Then what? As a revolutionary who rejects this obscene system totally, this is great, if you see the big picture. At least this decrepit edifice we have built on a constitution whose legitimacy is questionable and which is a document dedicated to protecting the iniquitous anti-people status quo will be burnt to a cinder and hopefully, just hopefully, another edifice will arise in its place. It can’t be worse, not for the vast-hungry multitudes, the wretched of the earth.

Chaos, already upon us, will soon turn to anarchy. There will be blood on the streets. The tinderbox is ready, dry and full. All it needs is a spark. The spark could come from anywhere, any incident. Then sit back and watch the gory spectacle. Remember the French Revolution? Actually, it was anarchy. Remember there was somebody called Robespierre? I suggest if you had read about it in a comic or even in a history book years ago, go back and revisit it. If you cannot stand boring academic writing, read A Tale of Two Cities by Charles Dickens again. I’m sure you’ve heard of that one even if most of our rulers, especially our parliamentarians, have not. But such people won’t even know who Dulla Bhatti was. The novel will help create some of the atmosphere of France in 1789, the bloodletting, the guillotining, the rapine and massacres, the burning and looting. They had it coming. They got it.

Anarchy is a necessary precursor to revolution, though there is no guarantee that anarchy always leads to revolution. It can just become permanent anarchy or lead to direct military colonization if the State remains in tact. Or the State can fragment to become several, more viable states. Though anarchy is a necessary pre-condition to revolution, an organized force that can attract the people is a necessary pre-condition for converting anarchy to revolution. In Iran there was anarchy for a time as the communists and west-oriented liberals fought to wrest power from the Shah as well as to knock the other out. Neither the communists nor the liberals were successful for they were ideologically weak, fuzzy and unclear, steeped in western ideologies as they were. So they couldn’t fire the imagination of the people. The Ayatollahs were ideologically crystal clear, their ideology wasn’t imported but cast in Iran itself and it was one the people could readily relate to. They were organized, not least through their network of mosques and madrassahs. Politics abhors a vacuum and the mentally clear and well organized Ayatollahs simply walked into the vacuum – or got sucked into it.

Well, I have news for you well-heeled western oriented ladies and gentlemen. The only relatively organized force we have that can use violence (though certainly not as well organized as the Shia clerics of Iran) are the Pakistani Taliban. The three main religious parties, especially the Jamaat-e-Islami, are also organized, but since they entered western electoral politics they too got mired in the politics of status quo perpetuation and lost their revolutionary ability. Islamic politics is the politics of revolution.

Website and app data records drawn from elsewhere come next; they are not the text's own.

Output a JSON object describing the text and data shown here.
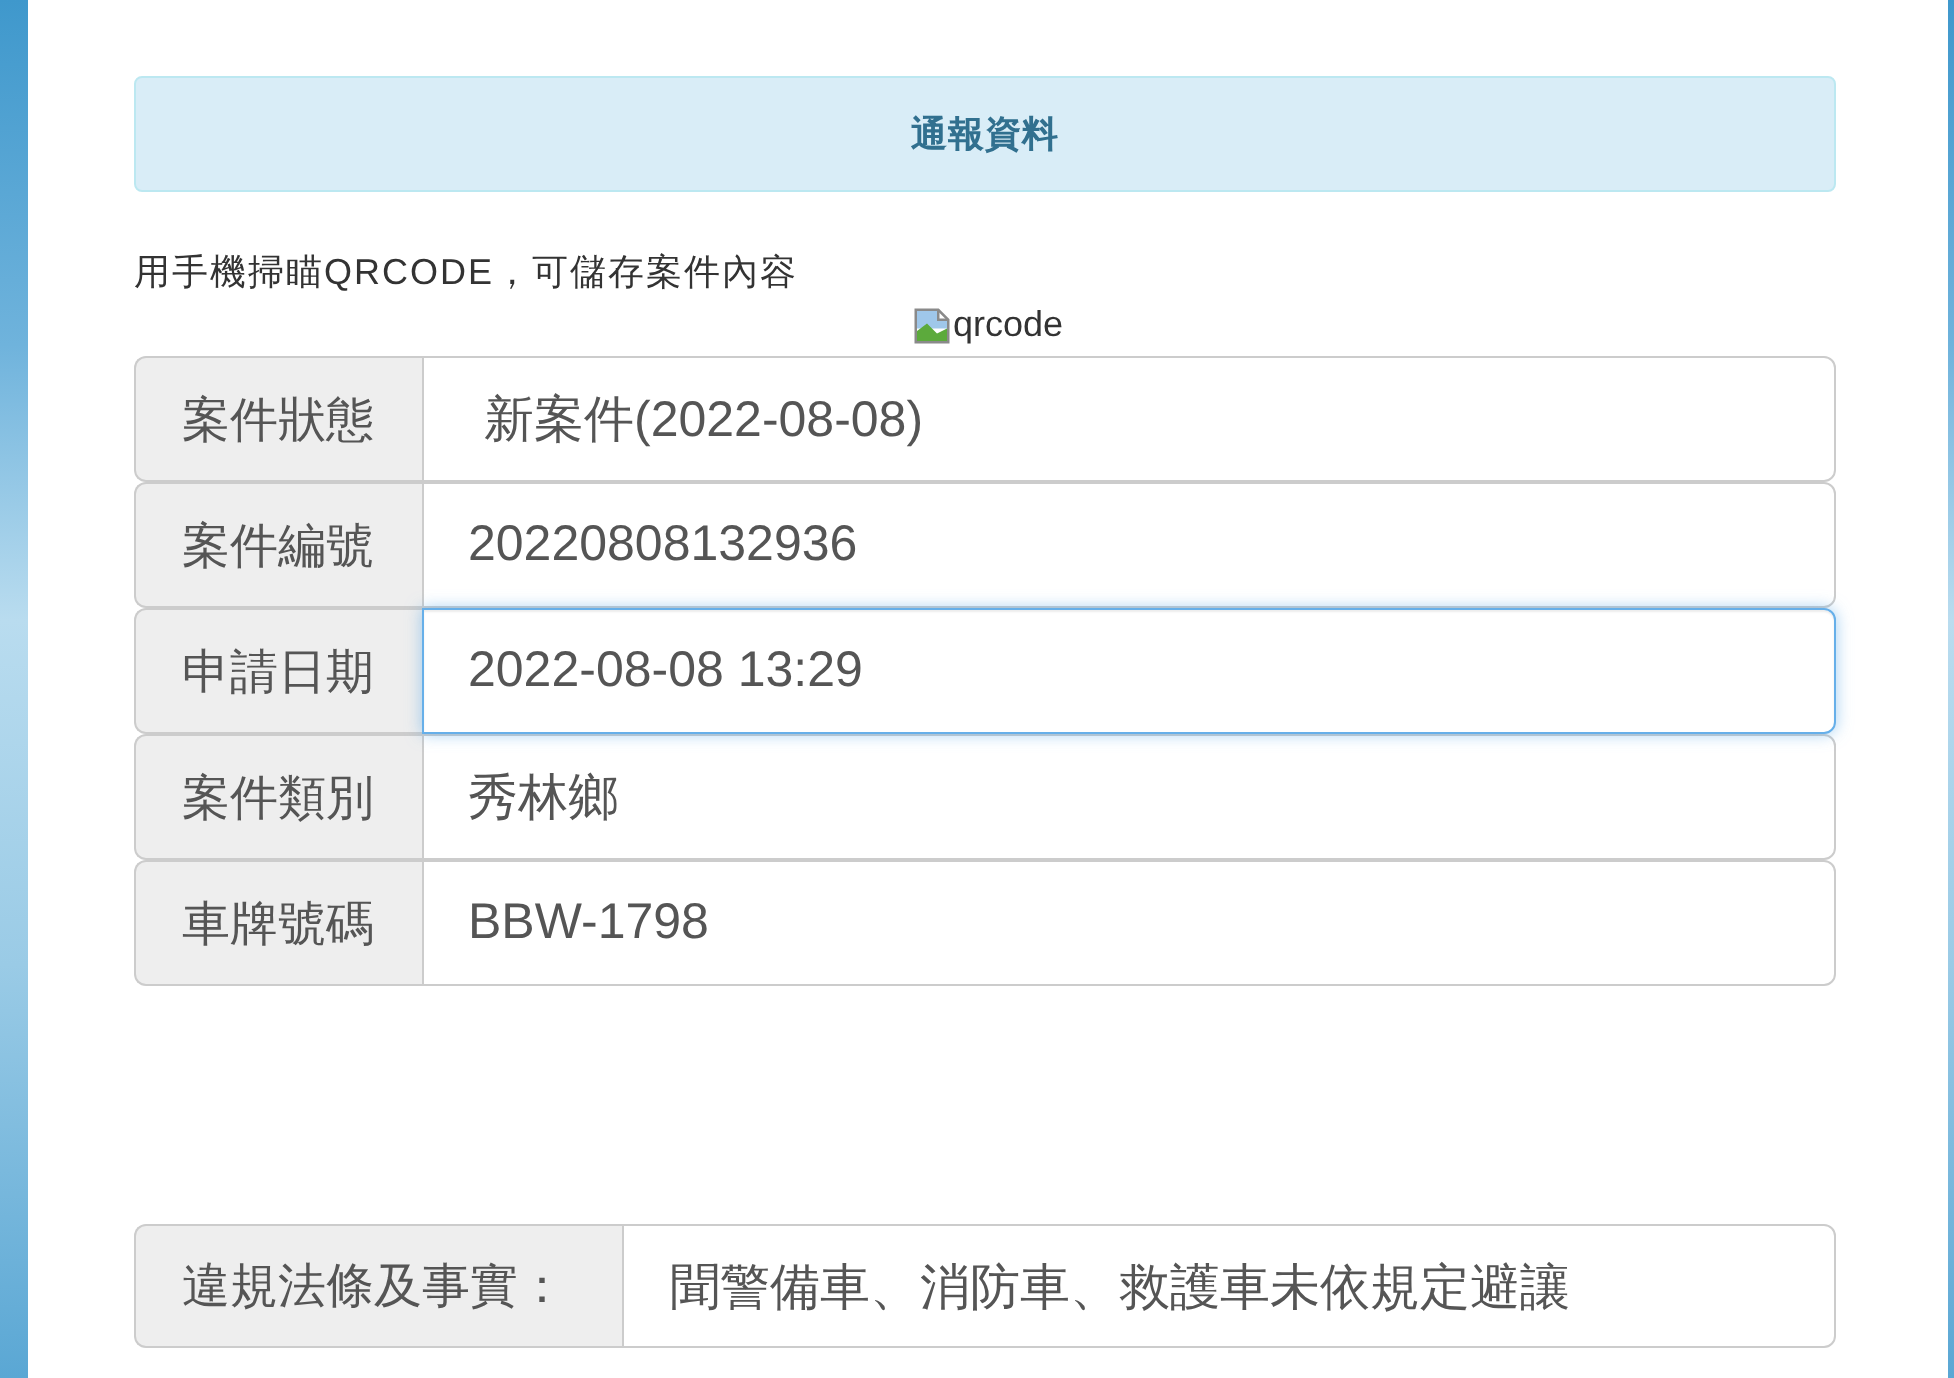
{
  "heading": "通報資料",
  "qr_hint": "用手機掃瞄QRCODE，可儲存案件內容",
  "qr_image": {
    "alt": "qrcode"
  },
  "fields": [
    {
      "label": "案件狀態",
      "value": "新案件(2022-08-08)",
      "kind": "static",
      "focused": false
    },
    {
      "label": "案件編號",
      "value": "20220808132936",
      "kind": "input",
      "focused": false
    },
    {
      "label": "申請日期",
      "value": "2022-08-08 13:29",
      "kind": "input",
      "focused": true
    },
    {
      "label": "案件類別",
      "value": "秀林鄉",
      "kind": "input",
      "focused": false
    },
    {
      "label": "車牌號碼",
      "value": "BBW-1798",
      "kind": "input",
      "focused": false
    }
  ],
  "violation": {
    "label": "違規法條及事實：",
    "value": "聞警備車、消防車、救護車未依規定避讓"
  }
}
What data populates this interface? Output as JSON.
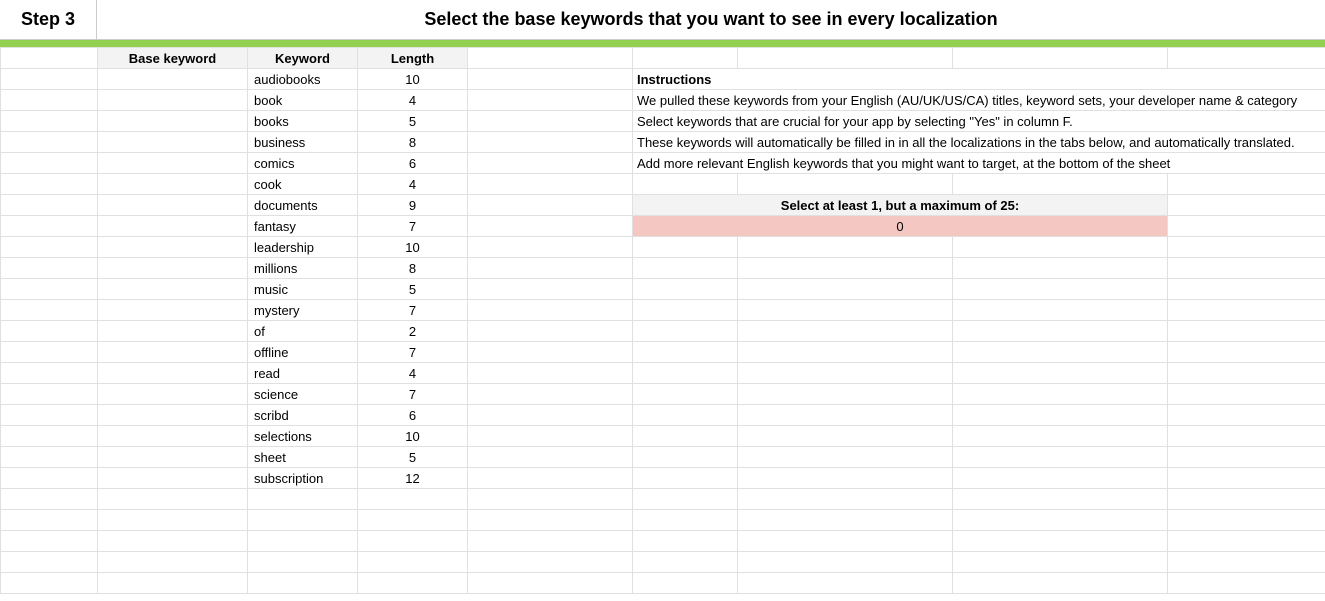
{
  "header": {
    "step": "Step 3",
    "title": "Select the base keywords that you want to see in every localization"
  },
  "columns": {
    "base_keyword": "Base keyword",
    "keyword": "Keyword",
    "length": "Length"
  },
  "keywords": [
    {
      "keyword": "audiobooks",
      "length": "10"
    },
    {
      "keyword": "book",
      "length": "4"
    },
    {
      "keyword": "books",
      "length": "5"
    },
    {
      "keyword": "business",
      "length": "8"
    },
    {
      "keyword": "comics",
      "length": "6"
    },
    {
      "keyword": "cook",
      "length": "4"
    },
    {
      "keyword": "documents",
      "length": "9"
    },
    {
      "keyword": "fantasy",
      "length": "7"
    },
    {
      "keyword": "leadership",
      "length": "10"
    },
    {
      "keyword": "millions",
      "length": "8"
    },
    {
      "keyword": "music",
      "length": "5"
    },
    {
      "keyword": "mystery",
      "length": "7"
    },
    {
      "keyword": "of",
      "length": "2"
    },
    {
      "keyword": "offline",
      "length": "7"
    },
    {
      "keyword": "read",
      "length": "4"
    },
    {
      "keyword": "science",
      "length": "7"
    },
    {
      "keyword": "scribd",
      "length": "6"
    },
    {
      "keyword": "selections",
      "length": "10"
    },
    {
      "keyword": "sheet",
      "length": "5"
    },
    {
      "keyword": "subscription",
      "length": "12"
    }
  ],
  "instructions": {
    "header": "Instructions",
    "lines": [
      "We pulled these keywords from your English (AU/UK/US/CA) titles, keyword sets, your developer name & category",
      "Select keywords that are crucial for your app by selecting \"Yes\" in column F.",
      "These keywords will automatically be filled in in all the localizations in the tabs below, and automatically translated.",
      "Add more relevant English keywords that you might want to target, at the bottom of the sheet"
    ],
    "select_header": "Select at least 1, but a maximum of 25:",
    "count": "0"
  }
}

Will the WOGs let this happen? Just watch them welcoming the army again. But as we have seen, the army has no solution to any of our problems. All it can do is create a feel good atmosphere, but temporarily. That might give us time to organize a modern revolutionary organization though, geared to taking advantage of anarchy and converting it into revolution.

Of course this is a tall order. But winning independence and creating a new country was much taller, and we did it. Sure we can do it again, and don’t lament the absence of a Jinnah to lead us. There is a Jinnah present in each one of us. It is for us to make him emerge.